Pūhoro assists Māori secondary school students to participate and achieve in STEM subjects to enable them into these careers. Started in 2016, with programmes now operating in 31 schools and to more than 1000 students in 2021, Pūhoro has seen its students achieve NCEA pass rates above national averages in science and mathematics.
The Genesis partnership is targeted at launching Pūhoro in the local communities in which the company operates across the country and will include work experience opportunities and internships.
Pūhoro Director, Naomi Manu, said the support from Genesis would allow the academy to further its work with rangatahi Māori to shape STEM-related career opportunities.
“Last year the Tertiary Education Commission released its Drawing the Future report. The report gave mana to the Pūhoro approach and specifically, shaping STEM career aspirations from an early age,” she said.
“This partnership will enable rangatahi and whānau access and exposure to Genesis resources and the breadth of career opportunities within the energy sector. This will help rangatahi Māori, and their whānau, develop a line of sight into STEM careers, and access to an organisation and a network who want to see those aspirations realised.”
Genesis’ Chief Operations Officer Nigel Clarke said supporting Pūhoro fits well with the work the company is doing in the local communities of its generation sites to create education, training and pathways to prepare young people for the future of work.
“Careers revolving around STEM continue to rise across the world. That is only going to increase as advances in technology continue to change the way we live and work.
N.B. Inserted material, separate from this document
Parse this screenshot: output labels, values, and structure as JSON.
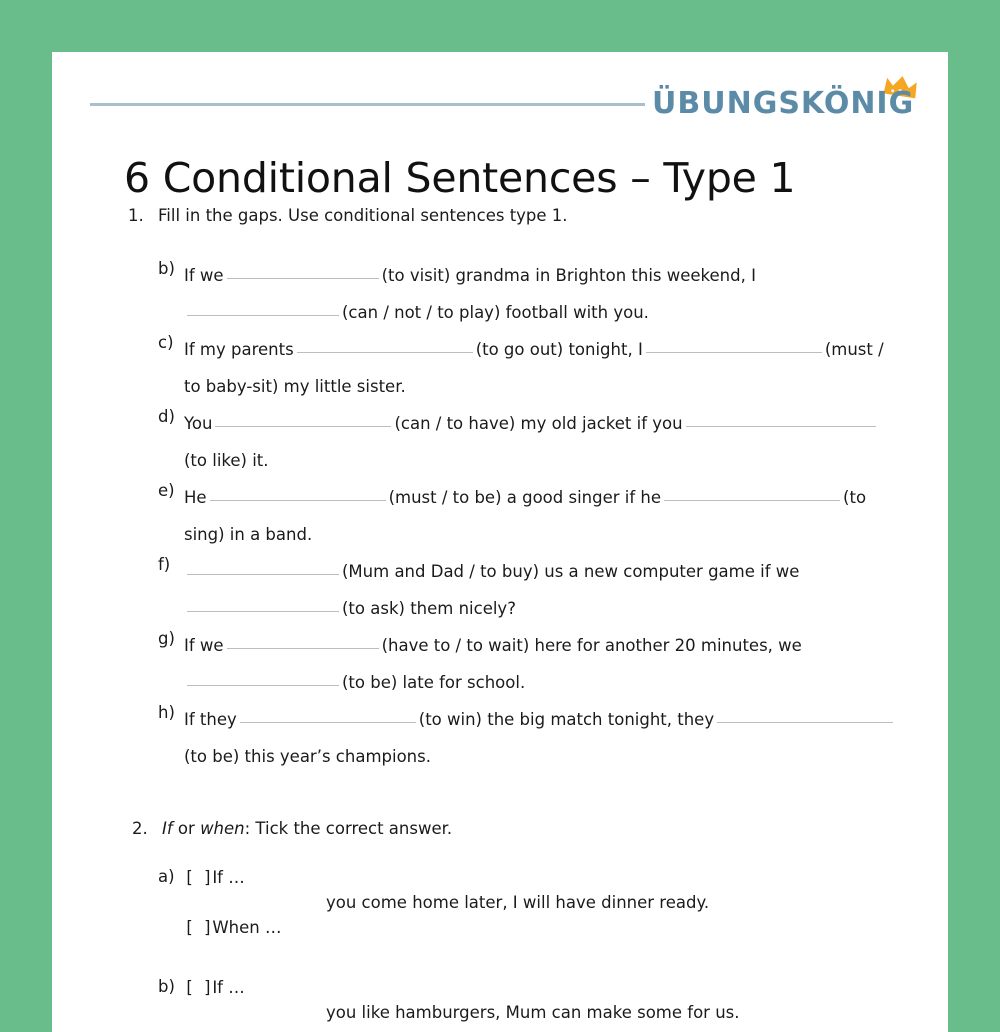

We see that first-hand in our own industry and want to help develop New Zealand’s pipeline of future talent,” he said.
“We also welcome being able to provide practical help and insights on possible career opportunities by students visiting our local sites and meeting some of our teams who have STEM related careers.”
Pūhoro works alongside students and whānau in a kaupapa Māori approach based on long-term relationships and strengthening rangatahi in the programme as Māori. The programme includes weekly mentoring sessions delivered to small cohorts of students throughout the year as well as work placements and on-campus wānanga in the term holidays.
The first programmes to be launched with the support of Genesis will be in the Tongariro and Wairoa regions this year.